Sen. Miriam Defensor Santiago has two bills that I’m very enthusiastic about. The first seeks to institutionalize a long overdue Code of Conduct in the Senate. The second is what she calls the “Natural Death Act” but which I believe is more appropriately called the “Right to Die Act.”
The latter measure, denominated as Senate Bill No. 1887, seeks to recognize the “fundamental right” of adult persons to decide their own health care, including the decision to have life-sustaining treatment withheld or withdrawn in instances of a terminal condition or permanent unconscious condition.
Let’s hear it from Senator Miriam: “Modern medical technology has made possible the artificial prolongation of human life beyond natural limits. Such prolongation of the process of dying for persons with a terminal condition or permanent unconscious condition Mr. Lacson claims he and the Aquino administration are powerless against these bad people. He says the procurement law, which was passed to prevent corruption in public works and other government projects, gives swindler-contractors between 60 to 90 days to correct mistakes in their project costs.

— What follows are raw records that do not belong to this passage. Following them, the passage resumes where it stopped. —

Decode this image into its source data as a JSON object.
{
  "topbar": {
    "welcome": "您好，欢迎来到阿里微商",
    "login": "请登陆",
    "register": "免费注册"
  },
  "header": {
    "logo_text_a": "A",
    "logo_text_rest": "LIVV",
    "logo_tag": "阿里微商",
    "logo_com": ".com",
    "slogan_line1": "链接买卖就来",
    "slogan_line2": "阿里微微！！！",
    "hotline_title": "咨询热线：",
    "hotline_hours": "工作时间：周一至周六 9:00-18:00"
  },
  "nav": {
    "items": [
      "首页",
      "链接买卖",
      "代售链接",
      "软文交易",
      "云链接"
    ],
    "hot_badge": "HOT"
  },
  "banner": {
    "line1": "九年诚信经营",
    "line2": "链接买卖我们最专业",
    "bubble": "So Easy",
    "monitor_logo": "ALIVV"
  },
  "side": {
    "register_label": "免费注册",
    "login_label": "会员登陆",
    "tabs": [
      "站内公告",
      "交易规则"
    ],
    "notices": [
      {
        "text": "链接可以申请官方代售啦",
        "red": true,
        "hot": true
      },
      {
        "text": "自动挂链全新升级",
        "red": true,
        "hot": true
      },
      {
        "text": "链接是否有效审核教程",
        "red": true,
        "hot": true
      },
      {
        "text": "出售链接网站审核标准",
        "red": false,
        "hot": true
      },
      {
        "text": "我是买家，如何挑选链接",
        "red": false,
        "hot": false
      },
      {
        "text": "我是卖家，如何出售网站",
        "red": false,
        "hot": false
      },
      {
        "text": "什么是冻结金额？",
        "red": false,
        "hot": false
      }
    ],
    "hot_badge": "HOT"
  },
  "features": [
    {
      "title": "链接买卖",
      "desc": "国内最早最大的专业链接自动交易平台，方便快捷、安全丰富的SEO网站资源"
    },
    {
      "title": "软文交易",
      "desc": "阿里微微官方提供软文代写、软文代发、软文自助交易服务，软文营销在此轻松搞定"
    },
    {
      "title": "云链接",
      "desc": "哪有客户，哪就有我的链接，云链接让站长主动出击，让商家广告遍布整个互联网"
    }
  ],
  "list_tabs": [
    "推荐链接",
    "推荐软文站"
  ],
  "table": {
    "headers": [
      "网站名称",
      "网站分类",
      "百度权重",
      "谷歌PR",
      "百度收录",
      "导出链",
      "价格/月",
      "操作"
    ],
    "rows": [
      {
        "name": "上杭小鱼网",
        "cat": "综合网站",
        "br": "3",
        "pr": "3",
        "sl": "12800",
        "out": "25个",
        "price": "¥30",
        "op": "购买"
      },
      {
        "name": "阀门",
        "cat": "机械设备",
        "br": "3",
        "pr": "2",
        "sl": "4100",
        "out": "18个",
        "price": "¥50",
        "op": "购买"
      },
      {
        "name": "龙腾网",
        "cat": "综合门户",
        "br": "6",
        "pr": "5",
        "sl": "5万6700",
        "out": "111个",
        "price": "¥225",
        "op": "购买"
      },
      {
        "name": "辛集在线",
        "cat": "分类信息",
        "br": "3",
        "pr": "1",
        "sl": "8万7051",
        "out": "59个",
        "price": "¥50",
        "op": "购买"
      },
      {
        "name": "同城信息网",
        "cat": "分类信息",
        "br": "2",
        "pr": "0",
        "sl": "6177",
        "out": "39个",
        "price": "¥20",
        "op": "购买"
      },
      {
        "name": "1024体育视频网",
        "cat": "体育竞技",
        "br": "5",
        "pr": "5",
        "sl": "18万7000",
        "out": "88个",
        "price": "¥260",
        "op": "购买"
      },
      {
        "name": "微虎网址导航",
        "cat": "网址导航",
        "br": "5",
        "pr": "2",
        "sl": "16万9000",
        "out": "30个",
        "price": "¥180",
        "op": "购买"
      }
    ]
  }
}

He would strike out that provision in the procurement law may cause loss of patient dignity, and unnecessary pain and suffering, while providing nothing medically necessary or beneficial to the patient.”
I fully support the recognition of such a fundamental right of dying patients. My late mother also expressed a wish against prolonging her life should she suffer from a terminal sickness or from a vegetative state. My wife and I told our family of the same wish under similar circumstances. Prolonging the life of a dying person thru artificial means merely results in more expenses and extended agony for him or her and her family. I’ve seen some friends and relatives with cancer shrivel until they became almost unrecognizable. Each new day prolonged their agony and made them wish they’d die immediately.
Many doctors and lawyers doubt the legality of removing life-sustaining equipment from a terminal patient. They fear that they might be violating their Hippocratic Oath and the law. Senator Miriam, however, argues that our laws should recognize the right of terminal patients or those suffering from irreversible comatose condition to stop prolonging their lives “in the interest of protecting individual autonomy and in recognition of the dignity and privacy which patients have a right to expect.”
Her bill seeks to remove all doubts on the legality of honoring a terminal patient’s wish. It states: “Any physician or health care provider acting under the direction of a physician, or health facility and its personnel who participate in good faith in the withholding or withdrawal of life-sustaining treatment from a qualified patient in accordance with the requirements of this chapter, shall be immune from legal liability, including civil, criminal, or professional conduct sanctions, unless otherwise negligent.”
Since a wish against prolonging life thru artificial or mechanical means does not constitute suicide, it will not be considered as an impairment of an existing life insurance policy. His or her beneficiaries will still receive the benefits due them.
I note that Senator Miriam’s bill provides the terminal patient a humane exit from this world. It stresses that a patient’s directive against prolonging his or her life thru artificial means doesn’t give license to physicians and nurses to withhold or unreasonably diminish pain medication for patients in a terminal condition “where the primary intent of providing such medication is to alleviate pain and maintain or increase the patient’s comfort.”
Any adult person of sound mind could issue a written directive that he or she should be allowed to die naturally once he or she is diagnosed, also in writing, to be in a terminal condition by the attending physician, or in a permanent unconscious condition by two physicians, both of whom have personally examined him and where the application of life-sustaining treatment would serve only to artificially prolong the process of dying.
The directive should be executed in the presence of two witnesses, neither of whom should be related to the declarer by blood or marriage and neither would be entitled to any portion of the estate of the declarer upon his or her death. The attending physician or any of his or her employees are also disqualified from acting as witnesses to the execution of the directive.
A proposed Health Care directive in Senator Miriam’s bill states in part: “In the absence of my ability to give directions regarding the use of such life-sustaining treatment, it is my intention that this directive shall be honored by my family and physician(s) as the final expression of my legal right to refuse medical or surgical treatment and I accept the consequences of such refusal. If another person is appointed to make these decisions for me, whether through a durable power of attorney or otherwise, I request that the person be guided by this directive and any other clear expressions of my desires.”
The directive will have no force or effect during the pregnancy of the person concerned. It may be revoked verbally or in writing at any time by the declarer, effective upon communication to the attending physician.